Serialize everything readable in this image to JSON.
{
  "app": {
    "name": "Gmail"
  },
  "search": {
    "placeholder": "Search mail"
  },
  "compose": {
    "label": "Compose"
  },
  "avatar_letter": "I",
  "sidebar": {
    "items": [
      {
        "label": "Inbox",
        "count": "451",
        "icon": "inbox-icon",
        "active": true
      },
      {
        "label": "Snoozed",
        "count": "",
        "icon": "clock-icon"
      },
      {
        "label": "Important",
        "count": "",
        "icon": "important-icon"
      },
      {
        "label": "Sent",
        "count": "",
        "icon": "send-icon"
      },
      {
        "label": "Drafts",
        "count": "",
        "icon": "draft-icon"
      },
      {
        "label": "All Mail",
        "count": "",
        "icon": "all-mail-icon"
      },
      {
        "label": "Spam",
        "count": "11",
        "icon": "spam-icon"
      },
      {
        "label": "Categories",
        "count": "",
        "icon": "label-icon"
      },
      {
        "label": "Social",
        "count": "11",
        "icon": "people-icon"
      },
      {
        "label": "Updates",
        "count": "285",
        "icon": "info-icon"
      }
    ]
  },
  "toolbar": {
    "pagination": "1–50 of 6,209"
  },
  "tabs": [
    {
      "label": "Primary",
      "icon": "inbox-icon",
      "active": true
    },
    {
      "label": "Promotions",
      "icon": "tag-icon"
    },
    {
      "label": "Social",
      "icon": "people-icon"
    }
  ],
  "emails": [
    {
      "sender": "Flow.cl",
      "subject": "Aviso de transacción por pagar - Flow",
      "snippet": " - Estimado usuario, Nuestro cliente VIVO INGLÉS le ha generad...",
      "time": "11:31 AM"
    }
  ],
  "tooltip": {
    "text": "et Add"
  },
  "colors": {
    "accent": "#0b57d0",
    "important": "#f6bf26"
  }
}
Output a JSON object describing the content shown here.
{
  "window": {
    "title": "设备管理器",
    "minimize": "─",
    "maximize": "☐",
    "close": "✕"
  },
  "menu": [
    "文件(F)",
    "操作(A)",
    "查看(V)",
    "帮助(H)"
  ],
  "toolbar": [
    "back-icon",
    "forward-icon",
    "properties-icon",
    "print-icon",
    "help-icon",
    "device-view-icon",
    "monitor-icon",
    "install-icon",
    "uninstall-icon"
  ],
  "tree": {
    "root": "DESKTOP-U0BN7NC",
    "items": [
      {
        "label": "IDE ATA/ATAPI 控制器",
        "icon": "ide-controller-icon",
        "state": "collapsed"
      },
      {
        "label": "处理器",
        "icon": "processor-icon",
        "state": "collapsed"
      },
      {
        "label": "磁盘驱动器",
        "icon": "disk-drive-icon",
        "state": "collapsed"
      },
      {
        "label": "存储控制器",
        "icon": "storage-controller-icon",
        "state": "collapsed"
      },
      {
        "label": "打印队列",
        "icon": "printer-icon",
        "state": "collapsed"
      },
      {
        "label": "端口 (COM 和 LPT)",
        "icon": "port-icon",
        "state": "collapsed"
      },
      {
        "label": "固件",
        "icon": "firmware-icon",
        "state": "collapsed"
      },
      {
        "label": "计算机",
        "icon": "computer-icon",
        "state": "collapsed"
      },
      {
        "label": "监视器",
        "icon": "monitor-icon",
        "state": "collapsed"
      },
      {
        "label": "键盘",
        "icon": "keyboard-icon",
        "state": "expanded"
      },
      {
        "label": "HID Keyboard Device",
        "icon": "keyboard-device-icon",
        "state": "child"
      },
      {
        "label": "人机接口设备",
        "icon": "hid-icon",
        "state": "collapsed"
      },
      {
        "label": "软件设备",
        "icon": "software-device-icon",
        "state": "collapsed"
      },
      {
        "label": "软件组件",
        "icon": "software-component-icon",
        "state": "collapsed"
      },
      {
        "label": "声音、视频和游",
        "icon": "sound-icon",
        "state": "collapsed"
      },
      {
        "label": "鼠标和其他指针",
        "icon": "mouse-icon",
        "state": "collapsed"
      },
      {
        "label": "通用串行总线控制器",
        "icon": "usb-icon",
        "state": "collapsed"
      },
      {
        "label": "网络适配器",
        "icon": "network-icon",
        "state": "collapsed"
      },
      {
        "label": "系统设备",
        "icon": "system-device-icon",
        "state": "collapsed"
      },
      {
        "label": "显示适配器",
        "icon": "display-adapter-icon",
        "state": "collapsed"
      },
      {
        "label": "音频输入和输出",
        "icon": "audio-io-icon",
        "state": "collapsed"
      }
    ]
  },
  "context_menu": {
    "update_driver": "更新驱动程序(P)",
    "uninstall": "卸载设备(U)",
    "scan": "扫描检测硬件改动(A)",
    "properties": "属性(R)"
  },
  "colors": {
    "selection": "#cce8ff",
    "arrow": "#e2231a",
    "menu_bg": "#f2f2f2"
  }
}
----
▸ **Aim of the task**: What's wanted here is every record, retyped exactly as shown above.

▸ **Completed exercise**:
Serialize everything readable in this image to JSON.
{
  "app": {
    "name": "Gmail"
  },
  "search": {
    "placeholder": "Search mail"
  },
  "compose": {
    "label": "Compose"
  },
  "avatar_letter": "I",
  "sidebar": {
    "items": [
      {
        "label": "Inbox",
        "count": "451",
        "icon": "inbox-icon",
        "active": true
      },
      {
        "label": "Snoozed",
        "count": "",
        "icon": "clock-icon"
      },
      {
        "label": "Important",
        "count": "",
        "icon": "important-icon"
      },
      {
        "label": "Sent",
        "count": "",
        "icon": "send-icon"
      },
      {
        "label": "Drafts",
        "count": "",
        "icon": "draft-icon"
      },
      {
        "label": "All Mail",
        "count": "",
        "icon": "all-mail-icon"
      },
      {
        "label": "Spam",
        "count": "11",
        "icon": "spam-icon"
      },
      {
        "label": "Categories",
        "count": "",
        "icon": "label-icon"
      },
      {
        "label": "Social",
        "count": "11",
        "icon": "people-icon"
      },
      {
        "label": "Updates",
        "count": "285",
        "icon": "info-icon"
      }
    ]
  },
  "toolbar": {
    "pagination": "1–50 of 6,209"
  },
  "tabs": [
    {
      "label": "Primary",
      "icon": "inbox-icon",
      "active": true
    },
    {
      "label": "Promotions",
      "icon": "tag-icon"
    },
    {
      "label": "Social",
      "icon": "people-icon"
    }
  ],
  "emails": [
    {
      "sender": "Flow.cl",
      "subject": "Aviso de transacción por pagar - Flow",
      "snippet": " - Estimado usuario, Nuestro cliente VIVO INGLÉS le ha generad...",
      "time": "11:31 AM"
    }
  ],
  "tooltip": {
    "text": "et Add"
  },
  "colors": {
    "accent": "#0b57d0",
    "important": "#f6bf26"
  }
}
Output a JSON object describing the content shown here.
{
  "window": {
    "title": "设备管理器",
    "minimize": "─",
    "maximize": "☐",
    "close": "✕"
  },
  "menu": [
    "文件(F)",
    "操作(A)",
    "查看(V)",
    "帮助(H)"
  ],
  "toolbar": [
    "back-icon",
    "forward-icon",
    "properties-icon",
    "print-icon",
    "help-icon",
    "device-view-icon",
    "monitor-icon",
    "install-icon",
    "uninstall-icon"
  ],
  "tree": {
    "root": "DESKTOP-U0BN7NC",
    "items": [
      {
        "label": "IDE ATA/ATAPI 控制器",
        "icon": "ide-controller-icon",
        "state": "collapsed"
      },
      {
        "label": "处理器",
        "icon": "processor-icon",
        "state": "collapsed"
      },
      {
        "label": "磁盘驱动器",
        "icon": "disk-drive-icon",
        "state": "collapsed"
      },
      {
        "label": "存储控制器",
        "icon": "storage-controller-icon",
        "state": "collapsed"
      },
      {
        "label": "打印队列",
        "icon": "printer-icon",
        "state": "collapsed"
      },
      {
        "label": "端口 (COM 和 LPT)",
        "icon": "port-icon",
        "state": "collapsed"
      },
      {
        "label": "固件",
        "icon": "firmware-icon",
        "state": "collapsed"
      },
      {
        "label": "计算机",
        "icon": "computer-icon",
        "state": "collapsed"
      },
      {
        "label": "监视器",
        "icon": "monitor-icon",
        "state": "collapsed"
      },
      {
        "label": "键盘",
        "icon": "keyboard-icon",
        "state": "expanded"
      },
      {
        "label": "HID Keyboard Device",
        "icon": "keyboard-device-icon",
        "state": "child"
      },
      {
        "label": "人机接口设备",
        "icon": "hid-icon",
        "state": "collapsed"
      },
      {
        "label": "软件设备",
        "icon": "software-device-icon",
        "state": "collapsed"
      },
      {
        "label": "软件组件",
        "icon": "software-component-icon",
        "state": "collapsed"
      },
      {
        "label": "声音、视频和游",
        "icon": "sound-icon",
        "state": "collapsed"
      },
      {
        "label": "鼠标和其他指针",
        "icon": "mouse-icon",
        "state": "collapsed"
      },
      {
        "label": "通用串行总线控制器",
        "icon": "usb-icon",
        "state": "collapsed"
      },
      {
        "label": "网络适配器",
        "icon": "network-icon",
        "state": "collapsed"
      },
      {
        "label": "系统设备",
        "icon": "system-device-icon",
        "state": "collapsed"
      },
      {
        "label": "显示适配器",
        "icon": "display-adapter-icon",
        "state": "collapsed"
      },
      {
        "label": "音频输入和输出",
        "icon": "audio-io-icon",
        "state": "collapsed"
      }
    ]
  },
  "context_menu": {
    "update_driver": "更新驱动程序(P)",
    "uninstall": "卸载设备(U)",
    "scan": "扫描检测硬件改动(A)",
    "properties": "属性(R)"
  },
  "colors": {
    "selection": "#cce8ff",
    "arrow": "#e2231a",
    "menu_bg": "#f2f2f2"
  }
}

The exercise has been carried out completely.